Instructions for the task: Copy out every record exactly.

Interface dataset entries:
==================================================
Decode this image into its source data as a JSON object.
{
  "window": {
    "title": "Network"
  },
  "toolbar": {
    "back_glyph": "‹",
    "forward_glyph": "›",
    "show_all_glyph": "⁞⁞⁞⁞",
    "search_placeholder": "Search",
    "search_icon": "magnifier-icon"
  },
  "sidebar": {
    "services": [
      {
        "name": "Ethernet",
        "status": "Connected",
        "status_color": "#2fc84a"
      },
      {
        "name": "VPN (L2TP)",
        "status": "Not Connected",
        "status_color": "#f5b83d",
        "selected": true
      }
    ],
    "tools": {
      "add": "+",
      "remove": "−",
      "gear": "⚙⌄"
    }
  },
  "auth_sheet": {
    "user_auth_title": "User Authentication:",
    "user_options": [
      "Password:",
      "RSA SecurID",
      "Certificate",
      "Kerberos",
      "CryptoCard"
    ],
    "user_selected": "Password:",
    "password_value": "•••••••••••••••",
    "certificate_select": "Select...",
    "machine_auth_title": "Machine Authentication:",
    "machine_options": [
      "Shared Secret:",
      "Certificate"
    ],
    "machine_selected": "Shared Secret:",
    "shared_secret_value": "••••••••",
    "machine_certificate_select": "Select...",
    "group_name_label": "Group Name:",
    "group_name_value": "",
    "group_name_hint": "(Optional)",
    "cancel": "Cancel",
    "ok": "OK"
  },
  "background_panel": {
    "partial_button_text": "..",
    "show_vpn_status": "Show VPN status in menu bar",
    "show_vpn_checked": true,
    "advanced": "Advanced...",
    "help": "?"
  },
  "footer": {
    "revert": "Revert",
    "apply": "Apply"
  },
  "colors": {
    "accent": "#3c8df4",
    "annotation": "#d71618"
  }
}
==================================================
Solved exercise:
Decode this image into its source data as a JSON object.
{
  "window": {
    "title": "Network"
  },
  "toolbar": {
    "back_glyph": "‹",
    "forward_glyph": "›",
    "show_all_glyph": "⁞⁞⁞⁞",
    "search_placeholder": "Search",
    "search_icon": "magnifier-icon"
  },
  "sidebar": {
    "services": [
      {
        "name": "Ethernet",
        "status": "Connected",
        "status_color": "#2fc84a"
      },
      {
        "name": "VPN (L2TP)",
        "status": "Not Connected",
        "status_color": "#f5b83d",
        "selected": true
      }
    ],
    "tools": {
      "add": "+",
      "remove": "−",
      "gear": "⚙⌄"
    }
  },
  "auth_sheet": {
    "user_auth_title": "User Authentication:",
    "user_options": [
      "Password:",
      "RSA SecurID",
      "Certificate",
      "Kerberos",
      "CryptoCard"
    ],
    "user_selected": "Password:",
    "password_value": "•••••••••••••••",
    "certificate_select": "Select...",
    "machine_auth_title": "Machine Authentication:",
    "machine_options": [
      "Shared Secret:",
      "Certificate"
    ],
    "machine_selected": "Shared Secret:",
    "shared_secret_value": "••••••••",
    "machine_certificate_select": "Select...",
    "group_name_label": "Group Name:",
    "group_name_value": "",
    "group_name_hint": "(Optional)",
    "cancel": "Cancel",
    "ok": "OK"
  },
  "background_panel": {
    "partial_button_text": "..",
    "show_vpn_status": "Show VPN status in menu bar",
    "show_vpn_checked": true,
    "advanced": "Advanced...",
    "help": "?"
  },
  "footer": {
    "revert": "Revert",
    "apply": "Apply"
  },
  "colors": {
    "accent": "#3c8df4",
    "annotation": "#d71618"
  }
}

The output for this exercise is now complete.